DIRECTIONS:
All records below are to be repeated precisely, with nothing added.

MATERIALS PROVIDED:
= = = = =

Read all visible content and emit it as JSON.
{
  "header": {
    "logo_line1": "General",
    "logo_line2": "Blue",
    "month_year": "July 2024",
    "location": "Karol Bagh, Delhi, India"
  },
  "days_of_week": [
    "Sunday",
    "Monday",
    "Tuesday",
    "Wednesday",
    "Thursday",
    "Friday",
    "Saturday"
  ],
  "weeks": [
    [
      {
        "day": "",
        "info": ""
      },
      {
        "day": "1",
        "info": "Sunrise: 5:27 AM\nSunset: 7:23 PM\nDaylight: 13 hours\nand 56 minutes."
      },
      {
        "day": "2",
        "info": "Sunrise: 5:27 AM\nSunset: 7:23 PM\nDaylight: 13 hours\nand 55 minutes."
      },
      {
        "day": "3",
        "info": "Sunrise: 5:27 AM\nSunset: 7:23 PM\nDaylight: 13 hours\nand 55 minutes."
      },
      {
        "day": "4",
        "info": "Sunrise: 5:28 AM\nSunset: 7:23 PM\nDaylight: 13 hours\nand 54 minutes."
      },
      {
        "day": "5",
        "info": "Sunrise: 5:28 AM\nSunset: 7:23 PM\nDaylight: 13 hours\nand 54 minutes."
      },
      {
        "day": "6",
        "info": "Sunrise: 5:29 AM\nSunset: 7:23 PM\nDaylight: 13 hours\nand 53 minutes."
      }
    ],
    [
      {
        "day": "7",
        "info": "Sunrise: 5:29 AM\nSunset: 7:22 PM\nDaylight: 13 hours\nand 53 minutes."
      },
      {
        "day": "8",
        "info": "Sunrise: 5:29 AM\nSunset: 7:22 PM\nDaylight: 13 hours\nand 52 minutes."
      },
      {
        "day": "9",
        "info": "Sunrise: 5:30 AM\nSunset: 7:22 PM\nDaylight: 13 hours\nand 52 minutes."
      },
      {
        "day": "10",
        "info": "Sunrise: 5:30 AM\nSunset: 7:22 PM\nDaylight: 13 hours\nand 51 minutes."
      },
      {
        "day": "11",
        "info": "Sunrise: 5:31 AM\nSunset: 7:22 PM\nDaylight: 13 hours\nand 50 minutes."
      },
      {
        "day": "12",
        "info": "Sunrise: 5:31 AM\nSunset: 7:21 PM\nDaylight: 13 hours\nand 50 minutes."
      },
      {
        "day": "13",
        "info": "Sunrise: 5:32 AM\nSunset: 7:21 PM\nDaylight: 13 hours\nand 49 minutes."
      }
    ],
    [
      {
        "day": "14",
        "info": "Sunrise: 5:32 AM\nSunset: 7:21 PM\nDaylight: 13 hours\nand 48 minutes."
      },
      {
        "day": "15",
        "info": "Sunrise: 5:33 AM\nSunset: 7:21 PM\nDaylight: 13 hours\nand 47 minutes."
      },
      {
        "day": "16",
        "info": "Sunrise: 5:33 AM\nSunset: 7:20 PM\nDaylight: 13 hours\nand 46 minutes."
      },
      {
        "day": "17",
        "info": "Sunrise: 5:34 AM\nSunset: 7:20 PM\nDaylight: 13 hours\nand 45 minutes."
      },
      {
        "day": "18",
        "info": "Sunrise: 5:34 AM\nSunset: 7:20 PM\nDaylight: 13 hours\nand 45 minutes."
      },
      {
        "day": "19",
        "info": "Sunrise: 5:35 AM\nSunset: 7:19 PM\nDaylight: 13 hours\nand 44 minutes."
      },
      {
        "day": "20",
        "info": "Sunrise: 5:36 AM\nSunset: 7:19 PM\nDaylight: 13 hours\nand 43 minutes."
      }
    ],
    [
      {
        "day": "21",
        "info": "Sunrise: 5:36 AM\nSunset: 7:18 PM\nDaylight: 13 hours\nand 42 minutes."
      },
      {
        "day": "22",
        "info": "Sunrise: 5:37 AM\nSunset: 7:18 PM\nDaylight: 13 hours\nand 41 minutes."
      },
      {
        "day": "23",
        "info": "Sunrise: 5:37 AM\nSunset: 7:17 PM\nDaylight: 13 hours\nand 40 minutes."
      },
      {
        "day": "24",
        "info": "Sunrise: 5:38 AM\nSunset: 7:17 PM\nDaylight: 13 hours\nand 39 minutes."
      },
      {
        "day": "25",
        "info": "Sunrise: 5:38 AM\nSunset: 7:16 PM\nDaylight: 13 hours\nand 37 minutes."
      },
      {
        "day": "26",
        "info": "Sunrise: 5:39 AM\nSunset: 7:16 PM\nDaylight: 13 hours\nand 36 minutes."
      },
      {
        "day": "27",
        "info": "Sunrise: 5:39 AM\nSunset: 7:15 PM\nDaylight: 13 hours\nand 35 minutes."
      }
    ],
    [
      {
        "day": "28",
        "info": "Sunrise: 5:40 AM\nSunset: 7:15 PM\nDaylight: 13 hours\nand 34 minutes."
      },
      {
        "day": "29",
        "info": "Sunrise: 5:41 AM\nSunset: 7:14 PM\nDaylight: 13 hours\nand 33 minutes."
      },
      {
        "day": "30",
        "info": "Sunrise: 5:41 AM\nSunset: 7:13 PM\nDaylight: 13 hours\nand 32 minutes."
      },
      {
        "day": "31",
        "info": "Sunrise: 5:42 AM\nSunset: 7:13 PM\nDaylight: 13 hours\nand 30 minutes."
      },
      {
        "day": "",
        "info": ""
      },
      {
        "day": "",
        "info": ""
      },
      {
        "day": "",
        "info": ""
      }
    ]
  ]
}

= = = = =

RESPONSE BELOW:
Read all visible content and emit it as JSON.
{
  "header": {
    "logo_line1": "General",
    "logo_line2": "Blue",
    "month_year": "July 2024",
    "location": "Karol Bagh, Delhi, India"
  },
  "days_of_week": [
    "Sunday",
    "Monday",
    "Tuesday",
    "Wednesday",
    "Thursday",
    "Friday",
    "Saturday"
  ],
  "weeks": [
    [
      {
        "day": "",
        "info": ""
      },
      {
        "day": "1",
        "info": "Sunrise: 5:27 AM\nSunset: 7:23 PM\nDaylight: 13 hours\nand 56 minutes."
      },
      {
        "day": "2",
        "info": "Sunrise: 5:27 AM\nSunset: 7:23 PM\nDaylight: 13 hours\nand 55 minutes."
      },
      {
        "day": "3",
        "info": "Sunrise: 5:27 AM\nSunset: 7:23 PM\nDaylight: 13 hours\nand 55 minutes."
      },
      {
        "day": "4",
        "info": "Sunrise: 5:28 AM\nSunset: 7:23 PM\nDaylight: 13 hours\nand 54 minutes."
      },
      {
        "day": "5",
        "info": "Sunrise: 5:28 AM\nSunset: 7:23 PM\nDaylight: 13 hours\nand 54 minutes."
      },
      {
        "day": "6",
        "info": "Sunrise: 5:29 AM\nSunset: 7:23 PM\nDaylight: 13 hours\nand 53 minutes."
      }
    ],
    [
      {
        "day": "7",
        "info": "Sunrise: 5:29 AM\nSunset: 7:22 PM\nDaylight: 13 hours\nand 53 minutes."
      },
      {
        "day": "8",
        "info": "Sunrise: 5:29 AM\nSunset: 7:22 PM\nDaylight: 13 hours\nand 52 minutes."
      },
      {
        "day": "9",
        "info": "Sunrise: 5:30 AM\nSunset: 7:22 PM\nDaylight: 13 hours\nand 52 minutes."
      },
      {
        "day": "10",
        "info": "Sunrise: 5:30 AM\nSunset: 7:22 PM\nDaylight: 13 hours\nand 51 minutes."
      },
      {
        "day": "11",
        "info": "Sunrise: 5:31 AM\nSunset: 7:22 PM\nDaylight: 13 hours\nand 50 minutes."
      },
      {
        "day": "12",
        "info": "Sunrise: 5:31 AM\nSunset: 7:21 PM\nDaylight: 13 hours\nand 50 minutes."
      },
      {
        "day": "13",
        "info": "Sunrise: 5:32 AM\nSunset: 7:21 PM\nDaylight: 13 hours\nand 49 minutes."
      }
    ],
    [
      {
        "day": "14",
        "info": "Sunrise: 5:32 AM\nSunset: 7:21 PM\nDaylight: 13 hours\nand 48 minutes."
      },
      {
        "day": "15",
        "info": "Sunrise: 5:33 AM\nSunset: 7:21 PM\nDaylight: 13 hours\nand 47 minutes."
      },
      {
        "day": "16",
        "info": "Sunrise: 5:33 AM\nSunset: 7:20 PM\nDaylight: 13 hours\nand 46 minutes."
      },
      {
        "day": "17",
        "info": "Sunrise: 5:34 AM\nSunset: 7:20 PM\nDaylight: 13 hours\nand 45 minutes."
      },
      {
        "day": "18",
        "info": "Sunrise: 5:34 AM\nSunset: 7:20 PM\nDaylight: 13 hours\nand 45 minutes."
      },
      {
        "day": "19",
        "info": "Sunrise: 5:35 AM\nSunset: 7:19 PM\nDaylight: 13 hours\nand 44 minutes."
      },
      {
        "day": "20",
        "info": "Sunrise: 5:36 AM\nSunset: 7:19 PM\nDaylight: 13 hours\nand 43 minutes."
      }
    ],
    [
      {
        "day": "21",
        "info": "Sunrise: 5:36 AM\nSunset: 7:18 PM\nDaylight: 13 hours\nand 42 minutes."
      },
      {
        "day": "22",
        "info": "Sunrise: 5:37 AM\nSunset: 7:18 PM\nDaylight: 13 hours\nand 41 minutes."
      },
      {
        "day": "23",
        "info": "Sunrise: 5:37 AM\nSunset: 7:17 PM\nDaylight: 13 hours\nand 40 minutes."
      },
      {
        "day": "24",
        "info": "Sunrise: 5:38 AM\nSunset: 7:17 PM\nDaylight: 13 hours\nand 39 minutes."
      },
      {
        "day": "25",
        "info": "Sunrise: 5:38 AM\nSunset: 7:16 PM\nDaylight: 13 hours\nand 37 minutes."
      },
      {
        "day": "26",
        "info": "Sunrise: 5:39 AM\nSunset: 7:16 PM\nDaylight: 13 hours\nand 36 minutes."
      },
      {
        "day": "27",
        "info": "Sunrise: 5:39 AM\nSunset: 7:15 PM\nDaylight: 13 hours\nand 35 minutes."
      }
    ],
    [
      {
        "day": "28",
        "info": "Sunrise: 5:40 AM\nSunset: 7:15 PM\nDaylight: 13 hours\nand 34 minutes."
      },
      {
        "day": "29",
        "info": "Sunrise: 5:41 AM\nSunset: 7:14 PM\nDaylight: 13 hours\nand 33 minutes."
      },
      {
        "day": "30",
        "info": "Sunrise: 5:41 AM\nSunset: 7:13 PM\nDaylight: 13 hours\nand 32 minutes."
      },
      {
        "day": "31",
        "info": "Sunrise: 5:42 AM\nSunset: 7:13 PM\nDaylight: 13 hours\nand 30 minutes."
      },
      {
        "day": "",
        "info": ""
      },
      {
        "day": "",
        "info": ""
      },
      {
        "day": "",
        "info": ""
      }
    ]
  ]
}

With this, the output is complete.